What needs to be done =>
Exact copies of all the entries are required.

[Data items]
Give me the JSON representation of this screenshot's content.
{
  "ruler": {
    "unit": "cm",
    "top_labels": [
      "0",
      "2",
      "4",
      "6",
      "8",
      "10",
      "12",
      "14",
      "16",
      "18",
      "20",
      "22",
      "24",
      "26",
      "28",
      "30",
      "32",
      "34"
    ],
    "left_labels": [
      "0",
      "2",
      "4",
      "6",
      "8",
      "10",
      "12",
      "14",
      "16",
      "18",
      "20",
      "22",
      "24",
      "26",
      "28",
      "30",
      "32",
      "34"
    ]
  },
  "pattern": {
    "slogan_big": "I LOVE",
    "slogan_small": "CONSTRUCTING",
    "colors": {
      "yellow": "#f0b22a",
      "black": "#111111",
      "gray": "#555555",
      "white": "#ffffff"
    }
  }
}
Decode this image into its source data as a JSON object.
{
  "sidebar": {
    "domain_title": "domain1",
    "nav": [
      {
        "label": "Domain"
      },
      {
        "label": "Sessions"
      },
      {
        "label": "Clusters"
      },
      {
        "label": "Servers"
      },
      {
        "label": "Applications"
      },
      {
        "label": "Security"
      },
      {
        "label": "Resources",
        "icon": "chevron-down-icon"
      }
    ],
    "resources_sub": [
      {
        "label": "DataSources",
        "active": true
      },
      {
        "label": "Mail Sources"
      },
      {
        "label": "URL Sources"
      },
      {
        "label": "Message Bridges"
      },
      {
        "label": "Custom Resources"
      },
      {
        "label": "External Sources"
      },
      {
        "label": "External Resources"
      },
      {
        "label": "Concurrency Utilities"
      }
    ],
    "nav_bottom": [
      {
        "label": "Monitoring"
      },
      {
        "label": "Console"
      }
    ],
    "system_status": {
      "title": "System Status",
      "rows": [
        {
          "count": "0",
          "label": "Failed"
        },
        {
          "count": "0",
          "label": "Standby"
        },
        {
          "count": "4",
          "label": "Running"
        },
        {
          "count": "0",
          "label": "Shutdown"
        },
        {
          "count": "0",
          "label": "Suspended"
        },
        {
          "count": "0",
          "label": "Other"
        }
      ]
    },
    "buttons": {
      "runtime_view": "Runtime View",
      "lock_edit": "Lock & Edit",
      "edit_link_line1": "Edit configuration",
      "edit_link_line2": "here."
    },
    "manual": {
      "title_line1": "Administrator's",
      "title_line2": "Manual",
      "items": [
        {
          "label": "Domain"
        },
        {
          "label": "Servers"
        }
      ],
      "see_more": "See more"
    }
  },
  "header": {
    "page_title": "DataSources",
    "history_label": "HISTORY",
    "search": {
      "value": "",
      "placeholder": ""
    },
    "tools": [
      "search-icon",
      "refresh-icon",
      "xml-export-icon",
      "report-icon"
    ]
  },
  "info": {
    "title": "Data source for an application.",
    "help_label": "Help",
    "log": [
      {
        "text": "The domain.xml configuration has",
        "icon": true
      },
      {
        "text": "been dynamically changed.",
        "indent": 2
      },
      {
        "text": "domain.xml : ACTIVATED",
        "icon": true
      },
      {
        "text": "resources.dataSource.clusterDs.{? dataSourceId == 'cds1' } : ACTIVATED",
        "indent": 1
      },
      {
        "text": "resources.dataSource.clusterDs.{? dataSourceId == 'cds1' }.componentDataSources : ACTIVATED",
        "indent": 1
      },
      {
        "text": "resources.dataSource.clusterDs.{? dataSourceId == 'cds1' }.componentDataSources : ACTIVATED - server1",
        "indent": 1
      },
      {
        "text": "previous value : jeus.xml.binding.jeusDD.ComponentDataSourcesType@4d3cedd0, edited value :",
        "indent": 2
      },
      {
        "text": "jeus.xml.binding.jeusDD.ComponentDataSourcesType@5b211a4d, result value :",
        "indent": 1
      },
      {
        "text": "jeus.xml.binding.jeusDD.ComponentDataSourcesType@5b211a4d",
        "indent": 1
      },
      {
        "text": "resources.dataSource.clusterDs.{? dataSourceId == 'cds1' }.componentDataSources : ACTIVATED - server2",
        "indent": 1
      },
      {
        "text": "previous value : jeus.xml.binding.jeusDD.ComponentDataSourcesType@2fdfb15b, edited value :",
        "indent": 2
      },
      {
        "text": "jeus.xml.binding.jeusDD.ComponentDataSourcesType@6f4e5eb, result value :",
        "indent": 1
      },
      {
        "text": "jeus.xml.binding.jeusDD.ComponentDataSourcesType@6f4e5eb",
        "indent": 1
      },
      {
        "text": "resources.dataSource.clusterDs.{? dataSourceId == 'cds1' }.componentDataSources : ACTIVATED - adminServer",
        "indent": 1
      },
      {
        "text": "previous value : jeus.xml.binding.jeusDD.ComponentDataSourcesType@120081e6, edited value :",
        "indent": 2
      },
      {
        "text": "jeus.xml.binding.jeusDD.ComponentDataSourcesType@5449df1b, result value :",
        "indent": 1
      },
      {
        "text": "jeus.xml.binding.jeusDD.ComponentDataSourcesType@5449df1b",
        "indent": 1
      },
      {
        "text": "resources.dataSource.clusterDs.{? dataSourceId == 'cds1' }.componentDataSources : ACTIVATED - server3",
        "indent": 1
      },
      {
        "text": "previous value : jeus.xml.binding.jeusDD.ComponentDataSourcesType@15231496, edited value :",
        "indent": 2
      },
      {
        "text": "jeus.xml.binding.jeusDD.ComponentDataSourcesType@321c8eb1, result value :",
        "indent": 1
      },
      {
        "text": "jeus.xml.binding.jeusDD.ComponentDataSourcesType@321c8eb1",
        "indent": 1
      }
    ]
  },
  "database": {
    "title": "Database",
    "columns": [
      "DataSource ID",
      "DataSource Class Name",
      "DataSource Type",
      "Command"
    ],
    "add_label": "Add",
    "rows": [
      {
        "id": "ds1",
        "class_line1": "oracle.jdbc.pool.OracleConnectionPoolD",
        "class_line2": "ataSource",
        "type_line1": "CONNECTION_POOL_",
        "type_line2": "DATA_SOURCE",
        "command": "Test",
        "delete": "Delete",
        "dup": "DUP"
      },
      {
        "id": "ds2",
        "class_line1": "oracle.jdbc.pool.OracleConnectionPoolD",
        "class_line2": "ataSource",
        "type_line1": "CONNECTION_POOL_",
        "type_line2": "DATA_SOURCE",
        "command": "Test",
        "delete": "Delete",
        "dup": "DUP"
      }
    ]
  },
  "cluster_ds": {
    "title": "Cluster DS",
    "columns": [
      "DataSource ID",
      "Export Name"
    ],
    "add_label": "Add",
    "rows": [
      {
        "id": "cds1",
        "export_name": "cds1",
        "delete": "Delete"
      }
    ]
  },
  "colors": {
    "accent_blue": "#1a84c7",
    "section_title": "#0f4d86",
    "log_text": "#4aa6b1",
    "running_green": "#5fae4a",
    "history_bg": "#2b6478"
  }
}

Problem solution =>
Give me the JSON representation of this screenshot's content.
{
  "ruler": {
    "unit": "cm",
    "top_labels": [
      "0",
      "2",
      "4",
      "6",
      "8",
      "10",
      "12",
      "14",
      "16",
      "18",
      "20",
      "22",
      "24",
      "26",
      "28",
      "30",
      "32",
      "34"
    ],
    "left_labels": [
      "0",
      "2",
      "4",
      "6",
      "8",
      "10",
      "12",
      "14",
      "16",
      "18",
      "20",
      "22",
      "24",
      "26",
      "28",
      "30",
      "32",
      "34"
    ]
  },
  "pattern": {
    "slogan_big": "I LOVE",
    "slogan_small": "CONSTRUCTING",
    "colors": {
      "yellow": "#f0b22a",
      "black": "#111111",
      "gray": "#555555",
      "white": "#ffffff"
    }
  }
}
Decode this image into its source data as a JSON object.
{
  "sidebar": {
    "domain_title": "domain1",
    "nav": [
      {
        "label": "Domain"
      },
      {
        "label": "Sessions"
      },
      {
        "label": "Clusters"
      },
      {
        "label": "Servers"
      },
      {
        "label": "Applications"
      },
      {
        "label": "Security"
      },
      {
        "label": "Resources",
        "icon": "chevron-down-icon"
      }
    ],
    "resources_sub": [
      {
        "label": "DataSources",
        "active": true
      },
      {
        "label": "Mail Sources"
      },
      {
        "label": "URL Sources"
      },
      {
        "label": "Message Bridges"
      },
      {
        "label": "Custom Resources"
      },
      {
        "label": "External Sources"
      },
      {
        "label": "External Resources"
      },
      {
        "label": "Concurrency Utilities"
      }
    ],
    "nav_bottom": [
      {
        "label": "Monitoring"
      },
      {
        "label": "Console"
      }
    ],
    "system_status": {
      "title": "System Status",
      "rows": [
        {
          "count": "0",
          "label": "Failed"
        },
        {
          "count": "0",
          "label": "Standby"
        },
        {
          "count": "4",
          "label": "Running"
        },
        {
          "count": "0",
          "label": "Shutdown"
        },
        {
          "count": "0",
          "label": "Suspended"
        },
        {
          "count": "0",
          "label": "Other"
        }
      ]
    },
    "buttons": {
      "runtime_view": "Runtime View",
      "lock_edit": "Lock & Edit",
      "edit_link_line1": "Edit configuration",
      "edit_link_line2": "here."
    },
    "manual": {
      "title_line1": "Administrator's",
      "title_line2": "Manual",
      "items": [
        {
          "label": "Domain"
        },
        {
          "label": "Servers"
        }
      ],
      "see_more": "See more"
    }
  },
  "header": {
    "page_title": "DataSources",
    "history_label": "HISTORY",
    "search": {
      "value": "",
      "placeholder": ""
    },
    "tools": [
      "search-icon",
      "refresh-icon",
      "xml-export-icon",
      "report-icon"
    ]
  },
  "info": {
    "title": "Data source for an application.",
    "help_label": "Help",
    "log": [
      {
        "text": "The domain.xml configuration has",
        "icon": true
      },
      {
        "text": "been dynamically changed.",
        "indent": 2
      },
      {
        "text": "domain.xml : ACTIVATED",
        "icon": true
      },
      {
        "text": "resources.dataSource.clusterDs.{? dataSourceId == 'cds1' } : ACTIVATED",
        "indent": 1
      },
      {
        "text": "resources.dataSource.clusterDs.{? dataSourceId == 'cds1' }.componentDataSources : ACTIVATED",
        "indent": 1
      },
      {
        "text": "resources.dataSource.clusterDs.{? dataSourceId == 'cds1' }.componentDataSources : ACTIVATED - server1",
        "indent": 1
      },
      {
        "text": "previous value : jeus.xml.binding.jeusDD.ComponentDataSourcesType@4d3cedd0, edited value :",
        "indent": 2
      },
      {
        "text": "jeus.xml.binding.jeusDD.ComponentDataSourcesType@5b211a4d, result value :",
        "indent": 1
      },
      {
        "text": "jeus.xml.binding.jeusDD.ComponentDataSourcesType@5b211a4d",
        "indent": 1
      },
      {
        "text": "resources.dataSource.clusterDs.{? dataSourceId == 'cds1' }.componentDataSources : ACTIVATED - server2",
        "indent": 1
      },
      {
        "text": "previous value : jeus.xml.binding.jeusDD.ComponentDataSourcesType@2fdfb15b, edited value :",
        "indent": 2
      },
      {
        "text": "jeus.xml.binding.jeusDD.ComponentDataSourcesType@6f4e5eb, result value :",
        "indent": 1
      },
      {
        "text": "jeus.xml.binding.jeusDD.ComponentDataSourcesType@6f4e5eb",
        "indent": 1
      },
      {
        "text": "resources.dataSource.clusterDs.{? dataSourceId == 'cds1' }.componentDataSources : ACTIVATED - adminServer",
        "indent": 1
      },
      {
        "text": "previous value : jeus.xml.binding.jeusDD.ComponentDataSourcesType@120081e6, edited value :",
        "indent": 2
      },
      {
        "text": "jeus.xml.binding.jeusDD.ComponentDataSourcesType@5449df1b, result value :",
        "indent": 1
      },
      {
        "text": "jeus.xml.binding.jeusDD.ComponentDataSourcesType@5449df1b",
        "indent": 1
      },
      {
        "text": "resources.dataSource.clusterDs.{? dataSourceId == 'cds1' }.componentDataSources : ACTIVATED - server3",
        "indent": 1
      },
      {
        "text": "previous value : jeus.xml.binding.jeusDD.ComponentDataSourcesType@15231496, edited value :",
        "indent": 2
      },
      {
        "text": "jeus.xml.binding.jeusDD.ComponentDataSourcesType@321c8eb1, result value :",
        "indent": 1
      },
      {
        "text": "jeus.xml.binding.jeusDD.ComponentDataSourcesType@321c8eb1",
        "indent": 1
      }
    ]
  },
  "database": {
    "title": "Database",
    "columns": [
      "DataSource ID",
      "DataSource Class Name",
      "DataSource Type",
      "Command"
    ],
    "add_label": "Add",
    "rows": [
      {
        "id": "ds1",
        "class_line1": "oracle.jdbc.pool.OracleConnectionPoolD",
        "class_line2": "ataSource",
        "type_line1": "CONNECTION_POOL_",
        "type_line2": "DATA_SOURCE",
        "command": "Test",
        "delete": "Delete",
        "dup": "DUP"
      },
      {
        "id": "ds2",
        "class_line1": "oracle.jdbc.pool.OracleConnectionPoolD",
        "class_line2": "ataSource",
        "type_line1": "CONNECTION_POOL_",
        "type_line2": "DATA_SOURCE",
        "command": "Test",
        "delete": "Delete",
        "dup": "DUP"
      }
    ]
  },
  "cluster_ds": {
    "title": "Cluster DS",
    "columns": [
      "DataSource ID",
      "Export Name"
    ],
    "add_label": "Add",
    "rows": [
      {
        "id": "cds1",
        "export_name": "cds1",
        "delete": "Delete"
      }
    ]
  },
  "colors": {
    "accent_blue": "#1a84c7",
    "section_title": "#0f4d86",
    "log_text": "#4aa6b1",
    "running_green": "#5fae4a",
    "history_bg": "#2b6478"
  }
}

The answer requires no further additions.